By MELISSA EDDY
18 February 2014
ATTERWASCH, Germany (The New York Times) – A grove of apple saplings grows on the lee side of Ulrich Schulz’s barn. He did not plant them for the fruit, he said, but as an act of rebellion against a nearby mining company that wants to raze his farm, which his family has owned since 1560, to get at the coal beneath his land.
“A nod to Martin Luther,” said Mr. Schulz, 53, gesturing at the two rows of spindly trees. “He said that if he knew the world was coming to an end, he would plant an apple tree.”
It may not be the end of the world, but it could be the end of Atterwasch, population 241. While Chancellor Angela Merkel has promised her country a future virtually free of fossil fuels, it may seem strange that this village in eastern Germany, and two neighboring ones, are still fighting plans to wipe them, quite literally, off the map.
But Germany’s sudden hunger for coal has emerged as the dirty side of Ms. Merkel’s ambitions to shut down the country’s nuclear power plants by 2022 and eventually move Germans mostly to renewable energy.
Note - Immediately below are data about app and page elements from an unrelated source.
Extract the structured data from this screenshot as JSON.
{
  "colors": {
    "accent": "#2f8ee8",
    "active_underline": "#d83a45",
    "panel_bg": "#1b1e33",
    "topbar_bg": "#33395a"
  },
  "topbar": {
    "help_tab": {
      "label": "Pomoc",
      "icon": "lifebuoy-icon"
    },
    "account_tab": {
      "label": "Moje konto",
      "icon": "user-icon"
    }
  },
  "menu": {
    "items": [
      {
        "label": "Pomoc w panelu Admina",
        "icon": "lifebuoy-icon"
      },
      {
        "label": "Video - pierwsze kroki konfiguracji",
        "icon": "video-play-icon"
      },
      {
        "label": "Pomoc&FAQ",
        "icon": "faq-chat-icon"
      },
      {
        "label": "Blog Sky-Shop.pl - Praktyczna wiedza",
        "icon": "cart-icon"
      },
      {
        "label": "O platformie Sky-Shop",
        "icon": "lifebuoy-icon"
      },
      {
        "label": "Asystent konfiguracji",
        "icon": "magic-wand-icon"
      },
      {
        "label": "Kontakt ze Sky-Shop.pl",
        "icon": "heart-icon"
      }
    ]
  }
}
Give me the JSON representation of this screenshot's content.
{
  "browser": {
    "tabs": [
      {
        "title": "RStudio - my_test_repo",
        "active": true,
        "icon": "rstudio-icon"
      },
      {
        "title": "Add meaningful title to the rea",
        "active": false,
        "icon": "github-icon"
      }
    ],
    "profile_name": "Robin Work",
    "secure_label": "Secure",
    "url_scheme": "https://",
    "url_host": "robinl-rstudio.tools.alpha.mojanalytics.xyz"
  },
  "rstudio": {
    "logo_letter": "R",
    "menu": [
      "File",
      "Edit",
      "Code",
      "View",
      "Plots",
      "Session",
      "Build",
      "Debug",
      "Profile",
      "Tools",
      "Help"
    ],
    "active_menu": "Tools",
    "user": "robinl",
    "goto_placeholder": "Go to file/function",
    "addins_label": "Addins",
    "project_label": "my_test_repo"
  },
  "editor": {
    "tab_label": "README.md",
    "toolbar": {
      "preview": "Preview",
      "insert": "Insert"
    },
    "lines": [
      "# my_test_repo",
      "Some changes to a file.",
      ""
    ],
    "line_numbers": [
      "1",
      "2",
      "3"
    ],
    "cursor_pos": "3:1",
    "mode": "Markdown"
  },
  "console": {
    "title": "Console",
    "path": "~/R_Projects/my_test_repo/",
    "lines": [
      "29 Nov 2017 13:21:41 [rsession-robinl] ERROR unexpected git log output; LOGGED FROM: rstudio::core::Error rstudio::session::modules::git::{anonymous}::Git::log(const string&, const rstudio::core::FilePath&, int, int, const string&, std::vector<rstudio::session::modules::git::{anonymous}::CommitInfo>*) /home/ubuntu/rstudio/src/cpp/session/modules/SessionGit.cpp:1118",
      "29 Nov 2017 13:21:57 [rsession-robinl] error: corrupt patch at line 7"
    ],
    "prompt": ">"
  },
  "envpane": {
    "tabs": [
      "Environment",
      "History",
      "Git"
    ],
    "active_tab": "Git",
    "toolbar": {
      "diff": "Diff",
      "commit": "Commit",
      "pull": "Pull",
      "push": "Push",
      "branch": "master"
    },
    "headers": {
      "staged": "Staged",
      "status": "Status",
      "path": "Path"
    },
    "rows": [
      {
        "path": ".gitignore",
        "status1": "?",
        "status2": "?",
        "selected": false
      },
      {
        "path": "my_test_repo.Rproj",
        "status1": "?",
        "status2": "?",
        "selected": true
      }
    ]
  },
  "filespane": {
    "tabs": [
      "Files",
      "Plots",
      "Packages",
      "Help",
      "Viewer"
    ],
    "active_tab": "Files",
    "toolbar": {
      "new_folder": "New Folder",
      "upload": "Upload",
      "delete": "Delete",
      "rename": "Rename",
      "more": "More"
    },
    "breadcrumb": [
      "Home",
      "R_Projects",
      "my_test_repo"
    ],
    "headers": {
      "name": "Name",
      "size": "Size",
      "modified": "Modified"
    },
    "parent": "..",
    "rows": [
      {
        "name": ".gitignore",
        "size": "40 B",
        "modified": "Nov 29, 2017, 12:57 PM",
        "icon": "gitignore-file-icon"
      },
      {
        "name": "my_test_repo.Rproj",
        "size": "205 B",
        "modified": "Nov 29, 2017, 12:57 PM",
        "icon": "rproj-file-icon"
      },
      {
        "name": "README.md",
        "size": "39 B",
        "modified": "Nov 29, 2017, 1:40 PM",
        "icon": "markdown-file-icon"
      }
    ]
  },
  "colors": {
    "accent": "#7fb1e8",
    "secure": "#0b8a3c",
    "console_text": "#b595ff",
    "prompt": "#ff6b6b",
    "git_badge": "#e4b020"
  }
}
In fact, last year Germany burned more brown coal than at any time since its Communist-era factories began closing in 1990, according to AG Energiebilanzen, an association that tracks energy consumption.
The problem is that there are days when the wind does not blow and clouds fill the sky. With eight nuclear reactors shut since 2011 and the push for renewable energy still in its infancy, the country needs to bridge the power gaps. That has only increased Germans’ craving for coal, even though their energy diet is supposed to be shifting.
For Mr. Schulz and his neighbors, the battle to save Atterwasch is akin to not wanting to be the final casualty of a lost war, in a region where about 25,000 people have already been uprooted by mines over the years.
“Nobody wants to be the last one,” Mr. Schulz said, contemplating the bright green of a young crop of rye on a balmy winter day.
Eckhard Schulz, Ulrich’s brother, said he was struck by that fact recently, while touring the nearby open-pit mine at Jänschwalde with his future son-in-law, a landscaper employed for reclamation projects by Vattenfall, the Swedish company that runs the mine.
They encountered a small sign on the spot where a church in the village of Horno had stood for centuries. Until 2003. That was when Horno became the most recent of 136 villages swallowed by open-pit mines in the region of Lusatia since 1924, according to the Archive of Lost Places, a local documentation center about the relocated villages.
“I stopped and I realized in the future, that could be our church,” said Eckhard Schulz, who helps care for the three bells in the tower of Atterwasch’s medieval church. The oldest bell, he notes, was cast in 1460, before Columbus reached America. “Suddenly, I wanted to turn back. I didn’t want to see anything more.” [more]